Cited 24 times since 2018 (5.9 per year) source: EuropePMC European heart journal, Volume 39, Issue 31, 1 1 2018, Pages 2867-2875 Whole human heart histology to validate electroanatomical voltage mapping in patients with non-ischaemic cardiomyopathy and ventricular tachycardia. Glashan CA, Androulakis AFA, Tao Q, Glashan RN, Wisse LJ, Ebert M, de Ruiter MC, van Meer BJ, Brouwer C, Dekkers OM, Pijnappels DA, de Bakker JMT, de Riva M, Piers SRD, Zeppenfeld K


Electroanatomical voltage mapping (EAVM) is an important diagnostic tool for fibrosis identification and risk stratification in non-ischaemic cardiomyopathy (NICM); currently, distinct cut-offs are applied. We aimed to evaluate the performance of EAVM to detect fibrosis by integration with whole heart histology and to identify the fibrosis pattern in NICM patients with ventricular tachycardias (VTs).

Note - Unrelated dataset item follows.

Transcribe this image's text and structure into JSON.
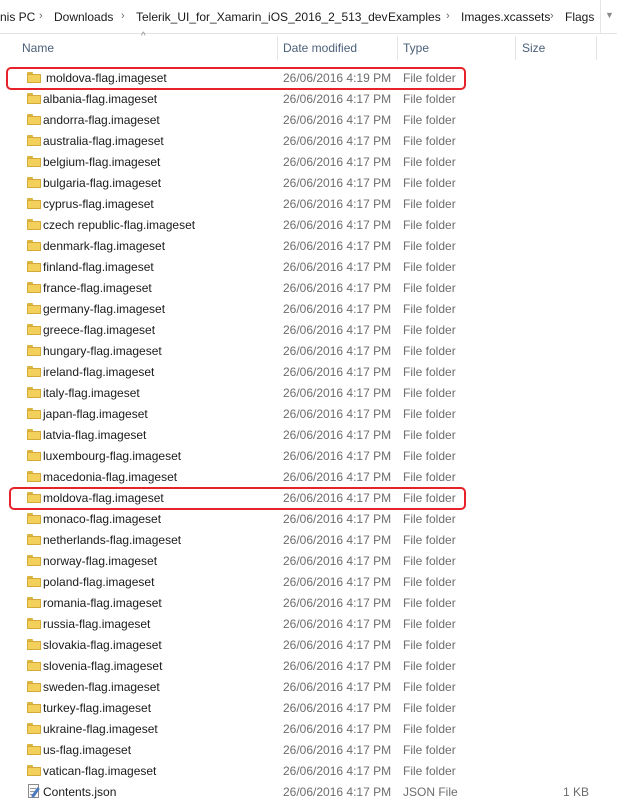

Methods and results

Eight patients with NICM and VT underwent EAVM prior to death or heart transplantation. EAVM data was projected onto slices of the entire heart. Pattern, architecture, and amount of fibrosis were assessed in transmural biopsies corresponding to EAVM sites. Fibrosis pattern in NICM biopsies (n = 507) was highly variable and not limited to mid-wall/sub-epicardium. Fibrosis architecture was rarely compact, but typically patchy and/or diffuse. In NICM, biopsies without abnormal fibrosis unipolar voltage (UV) and bipolar voltage (BV) showed a linear association with wall thickness (WT). The amount of viable myocardium showed a linear association with both UV and BV. Accordingly, any cut-off to delineate fibrosis performed poorly. An equation was generated calculating the amount of fibrosis at any location, given WT and UV or BV.


Considering the linear relationships between WT, amount of fibrosis and both UV and BV, the search for any distinct voltage cut-off to identify fibrosis in NICM is futile. The amount of fibrosis can be calculated, if WT and voltages are known. Fibrosis pattern and architecture are different from ischaemic cardiomyopathy and findings on ischaemic substrates may not be applicable to NICM.

Eur Heart J. 2018 8;39(31):2867-2875